## Aim of the task
Every single line below has to be printed once more, exactly.

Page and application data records
- Opening Delimiter -

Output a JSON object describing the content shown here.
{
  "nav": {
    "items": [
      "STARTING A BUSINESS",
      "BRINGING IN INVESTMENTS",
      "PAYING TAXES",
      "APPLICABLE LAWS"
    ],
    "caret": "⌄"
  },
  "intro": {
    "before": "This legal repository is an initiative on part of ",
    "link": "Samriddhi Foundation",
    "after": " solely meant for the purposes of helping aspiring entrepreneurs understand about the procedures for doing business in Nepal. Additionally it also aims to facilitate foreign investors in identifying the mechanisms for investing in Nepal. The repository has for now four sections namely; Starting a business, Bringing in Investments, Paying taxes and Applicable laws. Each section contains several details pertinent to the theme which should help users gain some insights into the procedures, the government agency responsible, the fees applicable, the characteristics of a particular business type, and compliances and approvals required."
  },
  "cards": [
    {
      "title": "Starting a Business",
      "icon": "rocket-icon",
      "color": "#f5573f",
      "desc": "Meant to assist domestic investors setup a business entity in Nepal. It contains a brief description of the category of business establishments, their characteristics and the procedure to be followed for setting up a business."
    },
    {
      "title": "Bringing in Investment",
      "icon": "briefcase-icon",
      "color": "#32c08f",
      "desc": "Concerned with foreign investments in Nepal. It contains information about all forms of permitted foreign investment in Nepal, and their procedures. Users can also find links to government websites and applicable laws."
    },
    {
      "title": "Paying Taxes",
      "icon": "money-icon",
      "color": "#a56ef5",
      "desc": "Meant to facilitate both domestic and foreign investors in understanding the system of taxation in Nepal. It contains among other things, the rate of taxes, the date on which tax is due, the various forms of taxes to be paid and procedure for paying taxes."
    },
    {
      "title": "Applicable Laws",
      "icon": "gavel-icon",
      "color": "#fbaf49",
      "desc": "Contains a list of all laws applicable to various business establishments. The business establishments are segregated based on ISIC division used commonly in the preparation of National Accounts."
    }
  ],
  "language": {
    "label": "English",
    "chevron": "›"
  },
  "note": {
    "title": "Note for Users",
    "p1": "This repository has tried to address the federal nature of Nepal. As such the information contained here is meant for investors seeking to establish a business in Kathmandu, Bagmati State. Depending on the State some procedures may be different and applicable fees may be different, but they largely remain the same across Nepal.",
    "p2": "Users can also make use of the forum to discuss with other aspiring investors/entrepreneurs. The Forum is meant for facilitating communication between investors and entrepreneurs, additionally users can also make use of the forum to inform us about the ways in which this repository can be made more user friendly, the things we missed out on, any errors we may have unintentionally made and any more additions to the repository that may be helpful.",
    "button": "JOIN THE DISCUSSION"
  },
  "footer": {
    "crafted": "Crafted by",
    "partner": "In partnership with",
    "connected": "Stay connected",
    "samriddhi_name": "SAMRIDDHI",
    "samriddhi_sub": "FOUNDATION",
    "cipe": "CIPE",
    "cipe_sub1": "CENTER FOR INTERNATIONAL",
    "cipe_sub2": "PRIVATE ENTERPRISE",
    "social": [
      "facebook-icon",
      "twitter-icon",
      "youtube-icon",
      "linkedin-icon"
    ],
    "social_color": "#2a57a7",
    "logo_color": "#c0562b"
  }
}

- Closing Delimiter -

## Your solution
Output a JSON object describing the content shown here.
{
  "nav": {
    "items": [
      "STARTING A BUSINESS",
      "BRINGING IN INVESTMENTS",
      "PAYING TAXES",
      "APPLICABLE LAWS"
    ],
    "caret": "⌄"
  },
  "intro": {
    "before": "This legal repository is an initiative on part of ",
    "link": "Samriddhi Foundation",
    "after": " solely meant for the purposes of helping aspiring entrepreneurs understand about the procedures for doing business in Nepal. Additionally it also aims to facilitate foreign investors in identifying the mechanisms for investing in Nepal. The repository has for now four sections namely; Starting a business, Bringing in Investments, Paying taxes and Applicable laws. Each section contains several details pertinent to the theme which should help users gain some insights into the procedures, the government agency responsible, the fees applicable, the characteristics of a particular business type, and compliances and approvals required."
  },
  "cards": [
    {
      "title": "Starting a Business",
      "icon": "rocket-icon",
      "color": "#f5573f",
      "desc": "Meant to assist domestic investors setup a business entity in Nepal. It contains a brief description of the category of business establishments, their characteristics and the procedure to be followed for setting up a business."
    },
    {
      "title": "Bringing in Investment",
      "icon": "briefcase-icon",
      "color": "#32c08f",
      "desc": "Concerned with foreign investments in Nepal. It contains information about all forms of permitted foreign investment in Nepal, and their procedures. Users can also find links to government websites and applicable laws."
    },
    {
      "title": "Paying Taxes",
      "icon": "money-icon",
      "color": "#a56ef5",
      "desc": "Meant to facilitate both domestic and foreign investors in understanding the system of taxation in Nepal. It contains among other things, the rate of taxes, the date on which tax is due, the various forms of taxes to be paid and procedure for paying taxes."
    },
    {
      "title": "Applicable Laws",
      "icon": "gavel-icon",
      "color": "#fbaf49",
      "desc": "Contains a list of all laws applicable to various business establishments. The business establishments are segregated based on ISIC division used commonly in the preparation of National Accounts."
    }
  ],
  "language": {
    "label": "English",
    "chevron": "›"
  },
  "note": {
    "title": "Note for Users",
    "p1": "This repository has tried to address the federal nature of Nepal. As such the information contained here is meant for investors seeking to establish a business in Kathmandu, Bagmati State. Depending on the State some procedures may be different and applicable fees may be different, but they largely remain the same across Nepal.",
    "p2": "Users can also make use of the forum to discuss with other aspiring investors/entrepreneurs. The Forum is meant for facilitating communication between investors and entrepreneurs, additionally users can also make use of the forum to inform us about the ways in which this repository can be made more user friendly, the things we missed out on, any errors we may have unintentionally made and any more additions to the repository that may be helpful.",
    "button": "JOIN THE DISCUSSION"
  },
  "footer": {
    "crafted": "Crafted by",
    "partner": "In partnership with",
    "connected": "Stay connected",
    "samriddhi_name": "SAMRIDDHI",
    "samriddhi_sub": "FOUNDATION",
    "cipe": "CIPE",
    "cipe_sub1": "CENTER FOR INTERNATIONAL",
    "cipe_sub2": "PRIVATE ENTERPRISE",
    "social": [
      "facebook-icon",
      "twitter-icon",
      "youtube-icon",
      "linkedin-icon"
    ],
    "social_color": "#2a57a7",
    "logo_color": "#c0562b"
  }
}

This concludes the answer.